I’ve tried to keep a diary a couple of times, but the habit never stuck. A few months ago I realized that what I really wanted was something like a cross between a time log and a journal. It had to be digital and searchable, because the main reason for wanting it was to be able to answer questions like:

  • How many days have I spent outside the USA in the last 5 years?
  • When did I send in the check for that bill the hospital thinks is still unpaid?
  • What was the confirmation number I got when I returned the broken laptop?
  • Who did we lend the yoga mat to?

In my head, I envisioned something like Twitter. A cloud-based web page with a minimal data entry form—just a text field. It would log each entry with time and date, and store them in some searchable format. The process had to be as easy as Twitter, or else I wouldn’t bother to log everything. Obviously actually posting the minutiae of my entire life on Twitter would have worked on a technical level, but didn’t meet my requirements for privacy and not boring the crap out of my friends.

I assumed someone else would have had the same idea, and looked around to see what I could find. Unfortunately, all the private Twitter clones still seem to be focused around broadcast, or at least narrowcast. The idea of Twitter as personal journal seems to be largely unexplored.

I briefly toyed with the idea of using syslog, formatted as per RFC 5424. The server software already existed, so all I’d need would be a trivial client program. I’d been implementing syslog-based logging at work and documenting the syslog API for Ruby, so I suppose everything was starting to look like a nail. I eventually decided the predefined list of syslog facilities was too limiting, and the priority system too useless, and pondered using a plain text file of ISO timestamp followed by line of text.

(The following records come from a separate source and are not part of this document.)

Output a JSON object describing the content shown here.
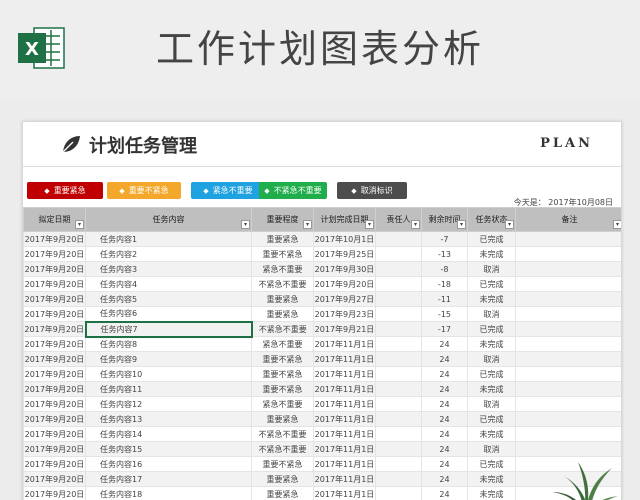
{
  "banner": {
    "title": "工作计划图表分析",
    "logo_letter": "X",
    "logo_color": "#1e7145"
  },
  "sheet": {
    "title": "计划任务管理",
    "plan_logo": "PLAN"
  },
  "legend": [
    {
      "label": "重要紧急",
      "color": "#c00000"
    },
    {
      "label": "重要不紧急",
      "color": "#f4a82b"
    },
    {
      "label": "紧急不重要",
      "color": "#1ea2e0"
    },
    {
      "label": "不紧急不重要",
      "color": "#1fae4b"
    },
    {
      "label": "取消标识",
      "color": "#4d4d4d"
    }
  ],
  "today": {
    "label": "今天是：",
    "value": "2017年10月08日"
  },
  "columns": [
    "拟定日期",
    "任务内容",
    "重要程度",
    "计划完成日期",
    "责任人",
    "剩余时间",
    "任务状态",
    "备注"
  ],
  "rows": [
    [
      "2017年9月20日",
      "任务内容1",
      "重要紧急",
      "2017年10月1日",
      "",
      "-7",
      "已完成",
      ""
    ],
    [
      "2017年9月20日",
      "任务内容2",
      "重要不紧急",
      "2017年9月25日",
      "",
      "-13",
      "未完成",
      ""
    ],
    [
      "2017年9月20日",
      "任务内容3",
      "紧急不重要",
      "2017年9月30日",
      "",
      "-8",
      "取消",
      ""
    ],
    [
      "2017年9月20日",
      "任务内容4",
      "不紧急不重要",
      "2017年9月20日",
      "",
      "-18",
      "已完成",
      ""
    ],
    [
      "2017年9月20日",
      "任务内容5",
      "重要紧急",
      "2017年9月27日",
      "",
      "-11",
      "未完成",
      ""
    ],
    [
      "2017年9月20日",
      "任务内容6",
      "重要紧急",
      "2017年9月23日",
      "",
      "-15",
      "取消",
      ""
    ],
    [
      "2017年9月20日",
      "任务内容7",
      "不紧急不重要",
      "2017年9月21日",
      "",
      "-17",
      "已完成",
      ""
    ],
    [
      "2017年9月20日",
      "任务内容8",
      "紧急不重要",
      "2017年11月1日",
      "",
      "24",
      "未完成",
      ""
    ],
    [
      "2017年9月20日",
      "任务内容9",
      "重要不紧急",
      "2017年11月1日",
      "",
      "24",
      "取消",
      ""
    ],
    [
      "2017年9月20日",
      "任务内容10",
      "重要不紧急",
      "2017年11月1日",
      "",
      "24",
      "已完成",
      ""
    ],
    [
      "2017年9月20日",
      "任务内容11",
      "重要不紧急",
      "2017年11月1日",
      "",
      "24",
      "未完成",
      ""
    ],
    [
      "2017年9月20日",
      "任务内容12",
      "紧急不重要",
      "2017年11月1日",
      "",
      "24",
      "取消",
      ""
    ],
    [
      "2017年9月20日",
      "任务内容13",
      "重要紧急",
      "2017年11月1日",
      "",
      "24",
      "已完成",
      ""
    ],
    [
      "2017年9月20日",
      "任务内容14",
      "不紧急不重要",
      "2017年11月1日",
      "",
      "24",
      "未完成",
      ""
    ],
    [
      "2017年9月20日",
      "任务内容15",
      "不紧急不重要",
      "2017年11月1日",
      "",
      "24",
      "取消",
      ""
    ],
    [
      "2017年9月20日",
      "任务内容16",
      "重要不紧急",
      "2017年11月1日",
      "",
      "24",
      "已完成",
      ""
    ],
    [
      "2017年9月20日",
      "任务内容17",
      "重要紧急",
      "2017年11月1日",
      "",
      "24",
      "未完成",
      ""
    ],
    [
      "2017年9月20日",
      "任务内容18",
      "重要紧急",
      "2017年11月1日",
      "",
      "24",
      "未完成",
      ""
    ]
  ],
  "selected_row": 6
}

Eventually I gave in and started implementing something. I decided it would initially be web based so I could use it from my laptop and my phone. I then decided to use Ruby, for ease of implementation. I installed Rails 3, gagged in horror at the size of the dependency list full of stuff I would never use by choice, uninstalled it, and installed Sinatra. After thinking a bit about the joys of parsing and rewriting text files reliably, I installed DataMapper and SQLite instead. An afternoon of learning curve later, I had a working web application. A few teething troubles later, it was on my web host, protected by a username and password.

Then for fun, I added a REST API for clients, speaking JSON or plain text over HTTP. And a trivial command line client, for times when firing up a new browser window is just too much like hard work. If you’re interested, take a look at the source for it all. I’ll probably get around to adding the search function the first time I need to find something—how’s that for YAGNI? In the mean time, I’m by no means committed to this solution, if there’s something better that I’ve missed.

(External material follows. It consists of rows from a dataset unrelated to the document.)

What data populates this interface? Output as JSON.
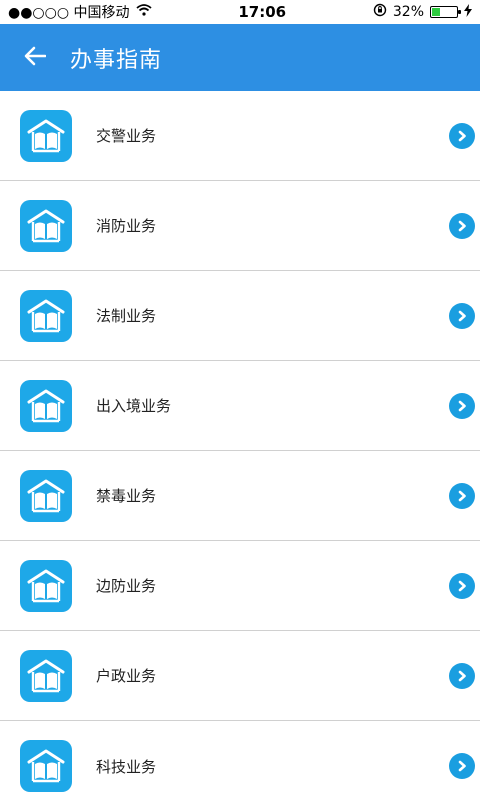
{
  "status_bar": {
    "carrier": "●●○○○ 中国移动",
    "time": "17:06",
    "battery_percent": "32%",
    "battery_level": 0.32
  },
  "header": {
    "title": "办事指南",
    "back_icon": "arrow-left-icon"
  },
  "colors": {
    "appbar": "#2d8fe3",
    "icon_bg": "#1ea8e8",
    "arrow_bg": "#1a9ee0",
    "battery_fill": "#2ecc40"
  },
  "items": [
    {
      "label": "交警业务"
    },
    {
      "label": "消防业务"
    },
    {
      "label": "法制业务"
    },
    {
      "label": "出入境业务"
    },
    {
      "label": "禁毒业务"
    },
    {
      "label": "边防业务"
    },
    {
      "label": "户政业务"
    },
    {
      "label": "科技业务"
    }
  ]
}
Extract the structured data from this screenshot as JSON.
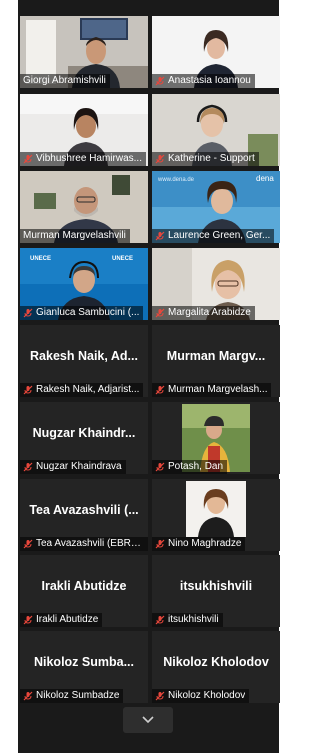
{
  "participants": [
    {
      "name": "Giorgi Abramishvili",
      "muted": false,
      "video": true,
      "speaking": true
    },
    {
      "name": "Anastasia Ioannou",
      "muted": true,
      "video": true
    },
    {
      "name": "Vibhushree Hamirwas...",
      "muted": true,
      "video": true
    },
    {
      "name": "Katherine - Support",
      "muted": true,
      "video": true
    },
    {
      "name": "Murman Margvelashvili",
      "muted": false,
      "video": true
    },
    {
      "name": "Laurence Green, Ger...",
      "muted": true,
      "video": true
    },
    {
      "name": "Gianluca Sambucini (...",
      "muted": true,
      "video": true
    },
    {
      "name": "Margalita Arabidze",
      "muted": true,
      "video": true
    },
    {
      "name": "Rakesh Naik, Adjarist...",
      "display": "Rakesh Naik, Ad...",
      "muted": true,
      "video": false
    },
    {
      "name": "Murman Margvelash...",
      "display": "Murman Margv...",
      "muted": true,
      "video": false
    },
    {
      "name": "Nugzar Khaindrava",
      "display": "Nugzar Khaindr...",
      "muted": true,
      "video": false
    },
    {
      "name": "Potash, Dan",
      "muted": true,
      "video": true
    },
    {
      "name": "Tea Avazashvili (EBRD...",
      "display": "Tea Avazashvili (...",
      "muted": true,
      "video": false
    },
    {
      "name": "Nino Maghradze",
      "muted": true,
      "video": true
    },
    {
      "name": "Irakli Abutidze",
      "display": "Irakli Abutidze",
      "muted": true,
      "video": false
    },
    {
      "name": "itsukhishvili",
      "display": "itsukhishvili",
      "muted": true,
      "video": false
    },
    {
      "name": "Nikoloz Sumbadze",
      "display": "Nikoloz Sumba...",
      "muted": true,
      "video": false
    },
    {
      "name": "Nikoloz Kholodov",
      "display": "Nikoloz Kholodov",
      "muted": true,
      "video": false
    }
  ],
  "logos": {
    "unece": "UNECE",
    "dena": "dena",
    "dena_url": "www.dena.de"
  },
  "colors": {
    "background": "#1a1a1a",
    "tile": "#242424",
    "active_speaker_border": "#d9e23b",
    "mute_icon": "#e8473c"
  },
  "icons": {
    "mute": "muted-microphone-icon",
    "scroll": "chevron-down-icon"
  }
}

While I have a backup of everything I posted to my own journal, and had taken copies of my lengthier and more worthy posts to other people’s journals, I do not have a backup of all my comments in other people’s journals and communities.

If I wrote something in your journal, it’s gone. If you don’t like that, you’ll have to take it up with the LJ Abuse team or someone higher up the LiveJournal chain of command.

I feel like my first actual journal entry should offer some blazing insight, some dazzling new take on the nature of reality. Obviously from this point on it’s going to be the same old crap as usual, but couldn’t I at least come up with something amazing to start with?

Well, no, apparently not.

It’s rather like opening a new paper journal. You look at the clean, crisp page, and think that this time you want things to be different—you want the layout to be neat, the thoughts to be well-formed, the writing witty and erudite. And then after a few weeks, you give up and scribble down a joke which seems painfully unfunny two days later.